### Data records for software interfaces
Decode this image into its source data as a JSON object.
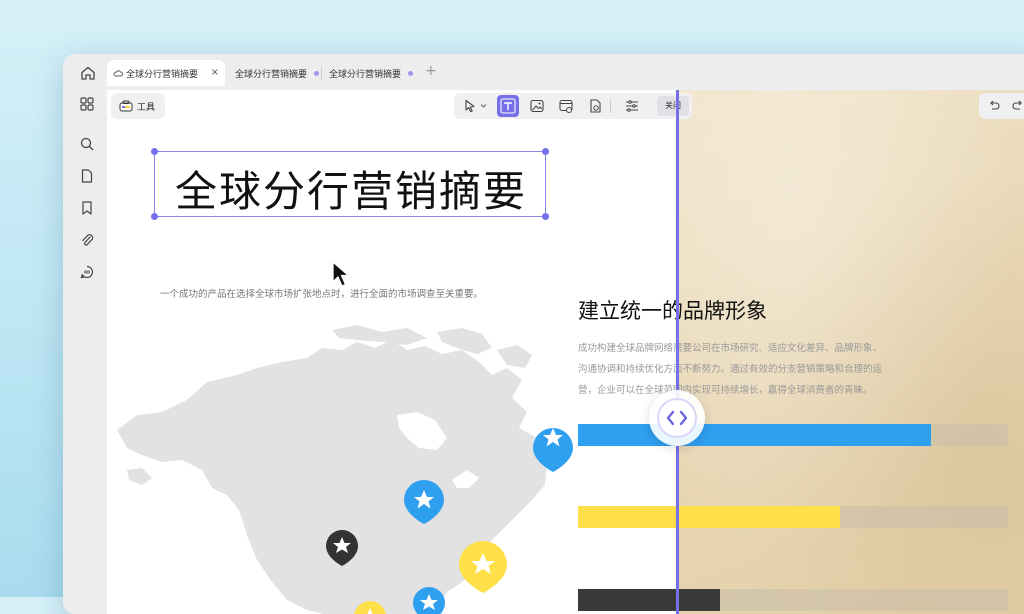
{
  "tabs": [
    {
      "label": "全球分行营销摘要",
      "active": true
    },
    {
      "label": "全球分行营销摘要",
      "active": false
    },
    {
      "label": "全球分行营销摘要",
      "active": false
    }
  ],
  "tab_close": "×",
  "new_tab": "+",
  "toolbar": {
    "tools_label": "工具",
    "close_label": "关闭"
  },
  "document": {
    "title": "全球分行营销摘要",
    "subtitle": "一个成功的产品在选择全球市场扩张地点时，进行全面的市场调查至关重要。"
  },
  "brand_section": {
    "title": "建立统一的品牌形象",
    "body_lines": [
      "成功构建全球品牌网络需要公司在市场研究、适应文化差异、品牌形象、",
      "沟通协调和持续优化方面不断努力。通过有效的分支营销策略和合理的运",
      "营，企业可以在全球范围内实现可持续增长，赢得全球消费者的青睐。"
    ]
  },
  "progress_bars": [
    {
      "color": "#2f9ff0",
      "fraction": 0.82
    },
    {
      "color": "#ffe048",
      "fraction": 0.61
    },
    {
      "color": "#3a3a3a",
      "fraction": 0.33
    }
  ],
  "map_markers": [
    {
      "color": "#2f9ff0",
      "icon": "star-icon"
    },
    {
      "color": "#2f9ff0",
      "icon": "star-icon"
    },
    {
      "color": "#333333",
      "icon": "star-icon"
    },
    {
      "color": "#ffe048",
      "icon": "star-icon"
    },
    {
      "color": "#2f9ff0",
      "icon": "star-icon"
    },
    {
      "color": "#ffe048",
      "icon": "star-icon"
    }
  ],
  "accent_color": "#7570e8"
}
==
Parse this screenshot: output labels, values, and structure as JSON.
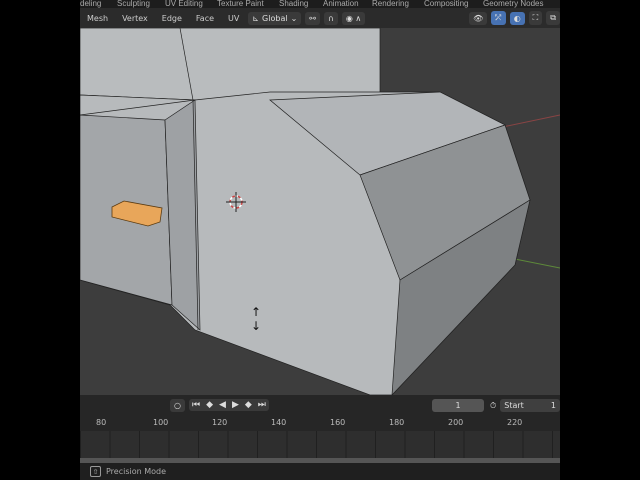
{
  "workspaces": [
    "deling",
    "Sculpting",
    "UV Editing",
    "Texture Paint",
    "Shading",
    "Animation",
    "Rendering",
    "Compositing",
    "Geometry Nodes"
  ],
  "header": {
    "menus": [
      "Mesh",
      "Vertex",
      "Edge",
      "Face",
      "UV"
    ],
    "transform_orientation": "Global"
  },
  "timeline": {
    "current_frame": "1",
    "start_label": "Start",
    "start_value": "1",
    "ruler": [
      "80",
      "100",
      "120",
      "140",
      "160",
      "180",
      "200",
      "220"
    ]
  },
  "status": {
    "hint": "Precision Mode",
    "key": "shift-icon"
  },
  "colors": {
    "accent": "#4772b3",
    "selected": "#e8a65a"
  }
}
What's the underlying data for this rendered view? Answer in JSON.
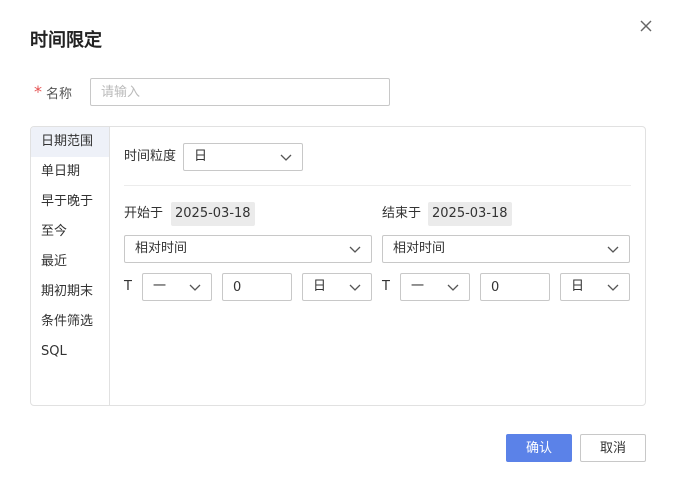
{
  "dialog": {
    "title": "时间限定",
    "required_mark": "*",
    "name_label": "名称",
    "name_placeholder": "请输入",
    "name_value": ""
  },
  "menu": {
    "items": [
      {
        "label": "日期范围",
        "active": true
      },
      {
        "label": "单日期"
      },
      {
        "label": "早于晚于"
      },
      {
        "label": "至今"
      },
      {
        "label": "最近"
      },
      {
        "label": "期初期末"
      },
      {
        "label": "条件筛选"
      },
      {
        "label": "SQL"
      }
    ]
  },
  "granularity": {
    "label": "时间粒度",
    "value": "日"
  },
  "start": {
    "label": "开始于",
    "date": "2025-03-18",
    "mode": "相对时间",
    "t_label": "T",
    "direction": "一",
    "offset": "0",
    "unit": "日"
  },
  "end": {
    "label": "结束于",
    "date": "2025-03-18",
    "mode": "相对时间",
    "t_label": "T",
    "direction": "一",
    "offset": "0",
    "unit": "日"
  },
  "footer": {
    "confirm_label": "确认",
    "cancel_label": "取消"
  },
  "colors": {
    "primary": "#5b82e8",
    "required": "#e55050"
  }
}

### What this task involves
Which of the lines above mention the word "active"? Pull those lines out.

### Problem solution
      "active": true
      "active": false
      "active": false
        "active": true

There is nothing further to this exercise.